- EXERCISE GOAL -
Your task is to filter the entries and copy every line containing the string "content".

-- RECORDS PROVIDED follows --

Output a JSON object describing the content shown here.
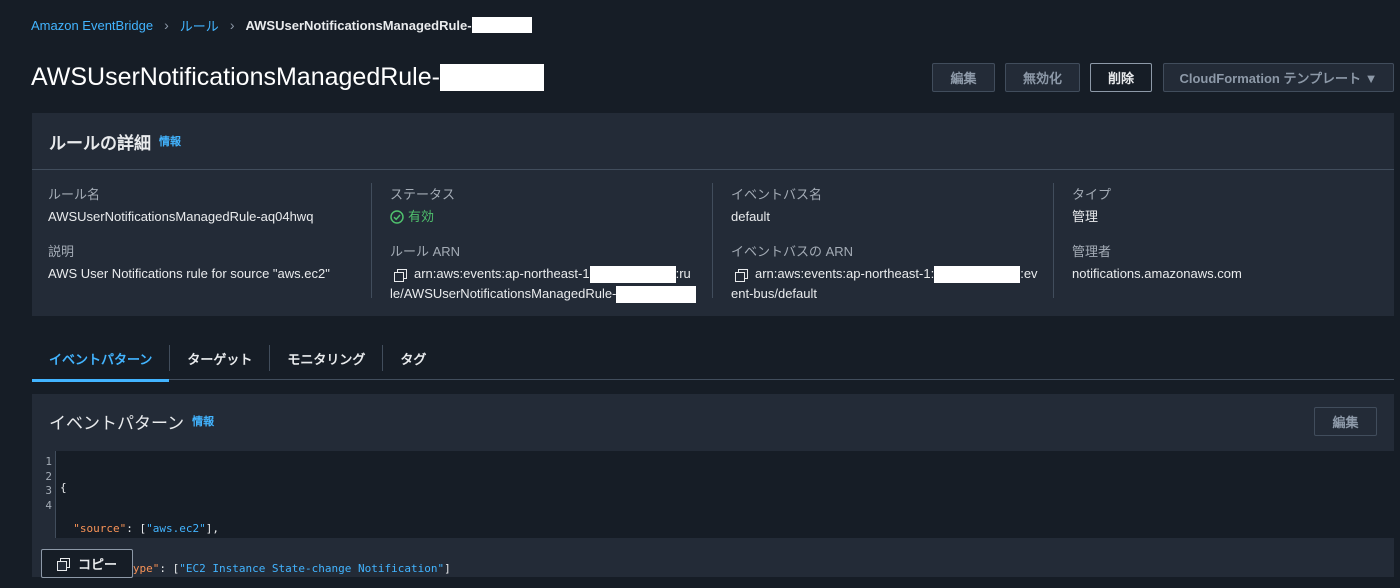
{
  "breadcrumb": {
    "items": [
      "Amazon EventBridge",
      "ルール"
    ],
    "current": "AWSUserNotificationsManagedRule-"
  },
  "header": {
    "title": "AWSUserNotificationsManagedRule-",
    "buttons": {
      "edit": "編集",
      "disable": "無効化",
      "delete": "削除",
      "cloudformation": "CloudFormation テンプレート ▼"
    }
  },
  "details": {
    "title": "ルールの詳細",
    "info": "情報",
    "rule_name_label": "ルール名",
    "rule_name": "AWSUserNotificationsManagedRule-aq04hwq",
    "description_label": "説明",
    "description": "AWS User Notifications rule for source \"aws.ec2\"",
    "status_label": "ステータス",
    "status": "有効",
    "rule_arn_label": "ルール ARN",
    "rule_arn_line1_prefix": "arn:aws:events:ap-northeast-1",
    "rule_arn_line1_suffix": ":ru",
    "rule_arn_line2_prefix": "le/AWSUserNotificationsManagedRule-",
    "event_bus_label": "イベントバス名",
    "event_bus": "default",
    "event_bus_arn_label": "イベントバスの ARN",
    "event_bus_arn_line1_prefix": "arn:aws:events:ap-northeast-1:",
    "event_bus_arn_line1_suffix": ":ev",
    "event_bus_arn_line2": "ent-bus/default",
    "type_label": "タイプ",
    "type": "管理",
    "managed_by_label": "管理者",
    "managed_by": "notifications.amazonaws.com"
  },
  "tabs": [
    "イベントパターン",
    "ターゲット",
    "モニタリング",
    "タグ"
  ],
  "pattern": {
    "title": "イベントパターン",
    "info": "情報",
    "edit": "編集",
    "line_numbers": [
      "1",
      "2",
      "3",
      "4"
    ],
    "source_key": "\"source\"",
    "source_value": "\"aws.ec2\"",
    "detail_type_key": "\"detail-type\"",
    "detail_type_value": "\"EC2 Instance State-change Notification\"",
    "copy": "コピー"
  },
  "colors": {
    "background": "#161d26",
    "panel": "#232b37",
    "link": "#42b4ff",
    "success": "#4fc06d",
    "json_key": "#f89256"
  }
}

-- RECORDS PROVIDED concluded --
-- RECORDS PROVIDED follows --

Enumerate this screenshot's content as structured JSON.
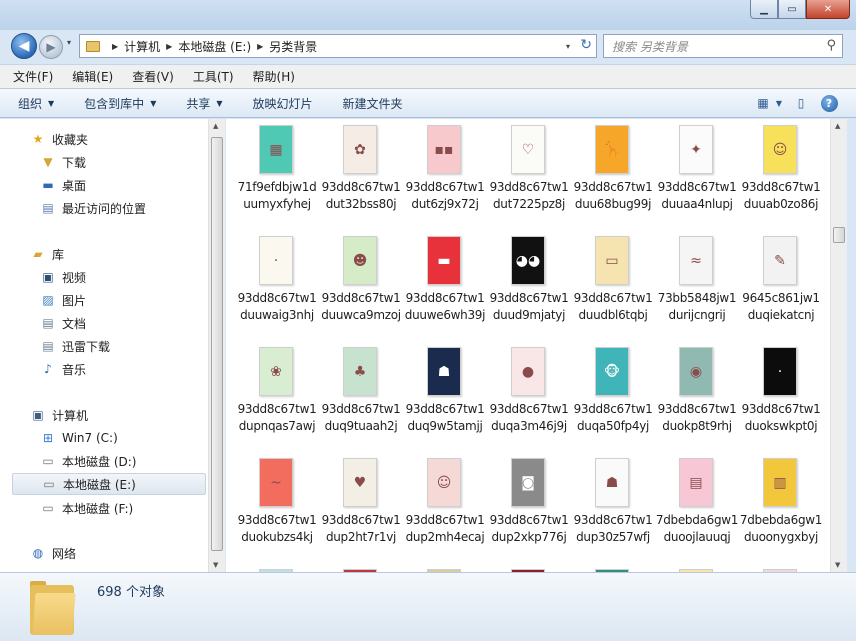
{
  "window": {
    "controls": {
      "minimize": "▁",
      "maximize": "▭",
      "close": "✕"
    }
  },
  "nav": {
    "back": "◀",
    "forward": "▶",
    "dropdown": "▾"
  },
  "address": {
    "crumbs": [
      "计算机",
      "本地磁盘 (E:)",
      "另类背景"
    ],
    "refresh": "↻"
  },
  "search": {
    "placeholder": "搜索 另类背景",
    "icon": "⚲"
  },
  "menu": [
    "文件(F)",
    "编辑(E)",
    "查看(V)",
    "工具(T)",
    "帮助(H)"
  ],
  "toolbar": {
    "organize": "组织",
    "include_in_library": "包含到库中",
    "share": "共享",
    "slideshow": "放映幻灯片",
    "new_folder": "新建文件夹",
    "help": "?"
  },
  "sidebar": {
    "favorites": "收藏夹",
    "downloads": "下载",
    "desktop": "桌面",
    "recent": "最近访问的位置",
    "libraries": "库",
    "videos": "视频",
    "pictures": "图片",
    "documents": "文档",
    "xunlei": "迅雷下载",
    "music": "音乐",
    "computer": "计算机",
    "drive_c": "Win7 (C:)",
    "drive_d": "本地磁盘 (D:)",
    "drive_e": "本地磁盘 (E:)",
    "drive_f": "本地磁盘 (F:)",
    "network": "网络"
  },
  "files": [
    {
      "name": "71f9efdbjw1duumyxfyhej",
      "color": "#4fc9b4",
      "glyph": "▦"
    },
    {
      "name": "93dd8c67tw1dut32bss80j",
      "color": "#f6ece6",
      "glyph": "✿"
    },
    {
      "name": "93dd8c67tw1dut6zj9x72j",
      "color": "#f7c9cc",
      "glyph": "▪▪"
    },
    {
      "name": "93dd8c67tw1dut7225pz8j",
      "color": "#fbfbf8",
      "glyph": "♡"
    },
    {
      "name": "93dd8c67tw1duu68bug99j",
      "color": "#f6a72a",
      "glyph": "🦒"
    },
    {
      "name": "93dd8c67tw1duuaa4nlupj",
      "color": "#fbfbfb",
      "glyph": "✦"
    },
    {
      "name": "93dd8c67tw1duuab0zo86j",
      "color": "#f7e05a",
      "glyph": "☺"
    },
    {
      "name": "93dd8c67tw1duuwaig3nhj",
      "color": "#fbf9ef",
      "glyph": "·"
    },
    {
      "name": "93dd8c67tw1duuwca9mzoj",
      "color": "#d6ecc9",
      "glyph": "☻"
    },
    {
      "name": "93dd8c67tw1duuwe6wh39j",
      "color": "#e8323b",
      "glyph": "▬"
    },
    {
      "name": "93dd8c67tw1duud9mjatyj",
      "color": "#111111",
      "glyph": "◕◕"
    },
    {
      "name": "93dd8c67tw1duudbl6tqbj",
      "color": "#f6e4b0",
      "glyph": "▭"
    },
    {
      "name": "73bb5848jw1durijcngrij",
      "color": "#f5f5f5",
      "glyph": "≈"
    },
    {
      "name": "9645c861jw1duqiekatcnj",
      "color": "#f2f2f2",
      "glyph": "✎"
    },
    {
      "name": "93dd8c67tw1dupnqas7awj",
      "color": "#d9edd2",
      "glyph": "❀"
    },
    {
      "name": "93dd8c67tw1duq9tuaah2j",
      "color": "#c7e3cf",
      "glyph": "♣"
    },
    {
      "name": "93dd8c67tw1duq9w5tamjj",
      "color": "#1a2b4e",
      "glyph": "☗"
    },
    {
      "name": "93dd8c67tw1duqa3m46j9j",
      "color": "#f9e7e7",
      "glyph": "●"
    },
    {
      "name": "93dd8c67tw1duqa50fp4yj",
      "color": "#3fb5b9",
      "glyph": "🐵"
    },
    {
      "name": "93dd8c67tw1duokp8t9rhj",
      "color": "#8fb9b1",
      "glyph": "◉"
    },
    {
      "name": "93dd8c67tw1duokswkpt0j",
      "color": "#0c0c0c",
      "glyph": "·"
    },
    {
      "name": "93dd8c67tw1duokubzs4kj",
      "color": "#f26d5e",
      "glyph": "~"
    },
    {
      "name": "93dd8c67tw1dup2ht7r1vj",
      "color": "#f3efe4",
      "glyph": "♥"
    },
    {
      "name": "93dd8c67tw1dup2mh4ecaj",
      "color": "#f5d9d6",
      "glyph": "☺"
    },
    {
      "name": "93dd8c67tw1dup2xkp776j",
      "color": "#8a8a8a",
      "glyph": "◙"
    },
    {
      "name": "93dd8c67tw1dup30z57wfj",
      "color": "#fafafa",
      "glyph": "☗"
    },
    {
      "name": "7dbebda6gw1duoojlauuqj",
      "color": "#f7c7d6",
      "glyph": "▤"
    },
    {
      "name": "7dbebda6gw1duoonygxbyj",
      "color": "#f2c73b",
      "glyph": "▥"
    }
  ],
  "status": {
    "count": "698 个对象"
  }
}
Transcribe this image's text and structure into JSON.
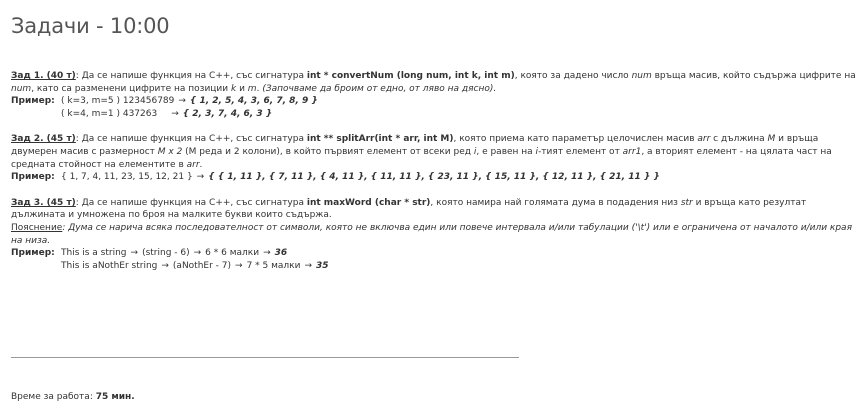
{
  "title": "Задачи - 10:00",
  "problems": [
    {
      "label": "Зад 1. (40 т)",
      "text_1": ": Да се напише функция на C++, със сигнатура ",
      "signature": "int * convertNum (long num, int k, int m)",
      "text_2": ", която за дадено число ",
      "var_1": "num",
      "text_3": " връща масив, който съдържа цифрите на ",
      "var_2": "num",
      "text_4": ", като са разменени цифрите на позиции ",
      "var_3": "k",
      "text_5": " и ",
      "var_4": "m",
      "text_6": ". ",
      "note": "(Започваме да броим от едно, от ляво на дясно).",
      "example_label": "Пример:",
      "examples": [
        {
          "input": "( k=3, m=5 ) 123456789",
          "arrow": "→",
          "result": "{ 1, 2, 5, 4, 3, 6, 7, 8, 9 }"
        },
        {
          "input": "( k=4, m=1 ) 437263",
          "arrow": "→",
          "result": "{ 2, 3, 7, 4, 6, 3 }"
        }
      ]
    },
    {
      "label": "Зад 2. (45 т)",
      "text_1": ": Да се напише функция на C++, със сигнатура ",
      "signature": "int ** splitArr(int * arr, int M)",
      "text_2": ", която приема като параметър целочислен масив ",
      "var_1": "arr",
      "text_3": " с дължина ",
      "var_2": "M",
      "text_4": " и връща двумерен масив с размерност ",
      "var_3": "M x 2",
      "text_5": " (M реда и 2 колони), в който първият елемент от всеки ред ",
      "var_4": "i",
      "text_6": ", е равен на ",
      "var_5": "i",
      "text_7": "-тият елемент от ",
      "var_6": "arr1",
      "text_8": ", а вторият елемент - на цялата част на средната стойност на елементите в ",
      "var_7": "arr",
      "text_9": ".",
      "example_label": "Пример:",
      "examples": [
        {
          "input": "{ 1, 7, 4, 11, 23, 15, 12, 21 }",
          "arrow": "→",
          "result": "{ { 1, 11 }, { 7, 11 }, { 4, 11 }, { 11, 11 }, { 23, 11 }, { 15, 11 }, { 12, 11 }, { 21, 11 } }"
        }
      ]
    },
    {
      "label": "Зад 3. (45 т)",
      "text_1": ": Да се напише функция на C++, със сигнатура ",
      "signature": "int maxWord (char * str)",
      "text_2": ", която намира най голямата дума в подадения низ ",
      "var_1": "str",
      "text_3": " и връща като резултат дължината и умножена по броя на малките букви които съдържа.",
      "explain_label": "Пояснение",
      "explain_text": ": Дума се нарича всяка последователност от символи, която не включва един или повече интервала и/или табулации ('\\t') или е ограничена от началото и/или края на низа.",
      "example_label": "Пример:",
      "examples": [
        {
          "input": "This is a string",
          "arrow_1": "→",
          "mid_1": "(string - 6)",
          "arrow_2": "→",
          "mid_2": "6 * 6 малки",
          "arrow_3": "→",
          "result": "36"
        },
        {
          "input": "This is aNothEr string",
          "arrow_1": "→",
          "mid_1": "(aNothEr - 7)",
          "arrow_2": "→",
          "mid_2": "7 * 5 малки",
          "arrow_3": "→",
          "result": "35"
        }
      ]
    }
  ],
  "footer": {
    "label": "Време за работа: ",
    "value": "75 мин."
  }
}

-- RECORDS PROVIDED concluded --
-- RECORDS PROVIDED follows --

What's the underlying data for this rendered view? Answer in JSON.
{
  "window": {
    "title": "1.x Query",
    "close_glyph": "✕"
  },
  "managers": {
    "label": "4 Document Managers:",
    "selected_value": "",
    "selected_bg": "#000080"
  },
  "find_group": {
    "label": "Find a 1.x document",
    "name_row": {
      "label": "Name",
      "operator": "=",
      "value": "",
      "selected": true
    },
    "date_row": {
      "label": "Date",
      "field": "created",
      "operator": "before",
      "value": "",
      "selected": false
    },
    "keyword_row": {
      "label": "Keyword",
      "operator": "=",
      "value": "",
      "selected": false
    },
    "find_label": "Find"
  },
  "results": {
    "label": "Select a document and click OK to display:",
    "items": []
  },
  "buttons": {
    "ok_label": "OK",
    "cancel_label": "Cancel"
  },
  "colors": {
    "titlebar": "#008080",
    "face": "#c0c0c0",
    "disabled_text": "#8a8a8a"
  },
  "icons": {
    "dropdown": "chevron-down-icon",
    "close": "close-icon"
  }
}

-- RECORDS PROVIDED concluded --

- REPLY -
Output a JSON object describing the content shown here.
Enumerate this screenshot's content as structured JSON.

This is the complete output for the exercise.